By Amad Shaikh
The last few days have seen money rushing back into oil, with all crude benchmarks climbing furiously, including Brent showing a 14 percent week over week increase, rebounding from a short-lived dive in prices the week before. The super-contango being projected for May/Jun has vanished, with Jun/Jul structure almost flat.
While this strength does have a fundamental backbone in improving supply-demand fundamentals, the rate of increase may also have something to do with global monetary quantitative easing (QE), with the Fed balance sheet at nearly 30 percent of GDP and growing. With equity markets at almost pre-crisis levels and cheap money slushing around, speculators may be looking to move away from treasuries into metals and commodities. This has been true in the past and could well be happening again.
It isn’t all fundamentals however, markets continue to be driven by news cycles, with more unexpected news driving the steeper price changes. Fundamentally last week, there was more good news than had been expected and less bad news. Good news on the supply side included the IEA seeing tentative signs of faster rebalancing from the supply side, with Saudi output dropping to 2002 levels and Iraq reaffirming its commitment to meet the 1 mbpd cut in May-June. In the U.S., rigs fell for the 9th straight week by 20 percent week over week to 370, with Cushing stockpiles declining for the first time since January.
Good news on the demand side included the IEA revising its 2020 demand forecast from a -9.3 mbpd decline to -8.6 mbpd decline, with Goldman upping its May demand estimate by 1.4 mbpd. Also on the demand side, South Korea and China appear to have arrested a second coronavirus wave with Chinese demand seeing a “V” shaped recovery.
But as before, especially in the near-term, buyer-beware: while the oil price rally appears to have priced in almost all the optimistic news, it seems to be ignoring downside risks. For example, high Chinese refinery input may be an artificially bullish signal, as it is creating products beyond organic demand growth in China. Around 50 million barrels of Saudi oil is steaming towards America and threatening to upend the positive supply development. Poor refining margins will prevent any sharp refining throughput gains. And high inventories, both inland and floating (now the highest in history at 200 million barrels) will likely cap further gains in crude prices.

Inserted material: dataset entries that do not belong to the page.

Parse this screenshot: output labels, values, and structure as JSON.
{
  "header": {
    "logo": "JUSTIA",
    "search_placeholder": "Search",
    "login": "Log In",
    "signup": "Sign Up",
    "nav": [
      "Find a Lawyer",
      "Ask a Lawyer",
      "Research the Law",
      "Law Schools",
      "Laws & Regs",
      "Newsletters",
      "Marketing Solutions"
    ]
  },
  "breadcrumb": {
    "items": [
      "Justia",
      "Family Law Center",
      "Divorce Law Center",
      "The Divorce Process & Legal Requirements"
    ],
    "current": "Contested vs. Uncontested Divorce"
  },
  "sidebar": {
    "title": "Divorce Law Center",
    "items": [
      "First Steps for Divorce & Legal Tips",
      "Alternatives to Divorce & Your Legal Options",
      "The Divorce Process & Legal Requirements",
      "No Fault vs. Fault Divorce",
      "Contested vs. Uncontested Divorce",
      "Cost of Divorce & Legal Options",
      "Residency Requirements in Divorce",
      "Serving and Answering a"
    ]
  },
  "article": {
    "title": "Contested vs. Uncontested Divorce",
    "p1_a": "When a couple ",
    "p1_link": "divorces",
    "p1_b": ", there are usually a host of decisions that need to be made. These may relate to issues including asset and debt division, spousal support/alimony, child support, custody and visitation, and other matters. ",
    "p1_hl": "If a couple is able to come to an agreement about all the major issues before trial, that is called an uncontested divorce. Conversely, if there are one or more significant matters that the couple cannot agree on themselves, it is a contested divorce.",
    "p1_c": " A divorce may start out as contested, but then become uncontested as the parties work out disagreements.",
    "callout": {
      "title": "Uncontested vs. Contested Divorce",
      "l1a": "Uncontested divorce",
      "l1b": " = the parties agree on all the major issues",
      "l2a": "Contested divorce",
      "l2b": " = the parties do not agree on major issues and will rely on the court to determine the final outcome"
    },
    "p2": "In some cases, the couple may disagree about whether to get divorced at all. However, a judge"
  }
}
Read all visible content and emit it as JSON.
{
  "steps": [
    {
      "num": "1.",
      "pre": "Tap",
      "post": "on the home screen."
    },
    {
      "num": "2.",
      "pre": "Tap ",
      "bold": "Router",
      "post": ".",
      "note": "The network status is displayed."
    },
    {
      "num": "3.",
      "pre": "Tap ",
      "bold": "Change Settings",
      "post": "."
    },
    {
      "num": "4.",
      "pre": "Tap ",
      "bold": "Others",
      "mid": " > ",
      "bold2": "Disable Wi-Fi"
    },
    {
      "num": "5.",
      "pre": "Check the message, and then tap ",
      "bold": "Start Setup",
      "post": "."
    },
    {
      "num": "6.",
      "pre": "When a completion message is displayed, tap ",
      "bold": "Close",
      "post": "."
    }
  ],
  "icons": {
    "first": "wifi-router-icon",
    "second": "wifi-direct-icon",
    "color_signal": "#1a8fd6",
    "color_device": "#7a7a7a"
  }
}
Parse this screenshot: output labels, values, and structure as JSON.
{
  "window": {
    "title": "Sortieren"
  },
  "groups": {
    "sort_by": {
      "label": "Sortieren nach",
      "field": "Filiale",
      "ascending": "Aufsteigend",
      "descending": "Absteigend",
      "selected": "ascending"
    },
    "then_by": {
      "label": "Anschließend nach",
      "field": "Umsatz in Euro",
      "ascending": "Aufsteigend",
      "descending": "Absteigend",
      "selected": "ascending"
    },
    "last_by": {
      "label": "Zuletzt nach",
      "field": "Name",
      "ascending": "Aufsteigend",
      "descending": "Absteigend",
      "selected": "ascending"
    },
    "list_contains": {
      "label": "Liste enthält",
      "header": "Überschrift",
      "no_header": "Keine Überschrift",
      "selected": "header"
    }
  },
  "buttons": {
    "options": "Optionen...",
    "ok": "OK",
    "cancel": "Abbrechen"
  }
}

On the demand side, WSJ experts are seeing global recession odds at nearly 100 percent, with the only question around severity. New USA jobless claims went up by 3 million, more than expected, to a total of 36.5 million, and once stimulus measures run out, unemployment will become a significant obstacle to demand. Also, the coronavirus seems to be mutating, with patients in the Chinese provinces of Jilin and Heilongjiang possibly carrying the virus for a longer period of time and taking longer to test negative.
On this final note of caution, and just to keep our memories of what happened to WTI prices last month fresh, Platts announced some changes for Arab Gulf product prices (usually netbacks from Singapore). Essentially, Platts will publish zero or negative numbers only if relevant spot market information confirms that assessment. Let’s hope we don’t have to put this new methodology to test for a long, long time.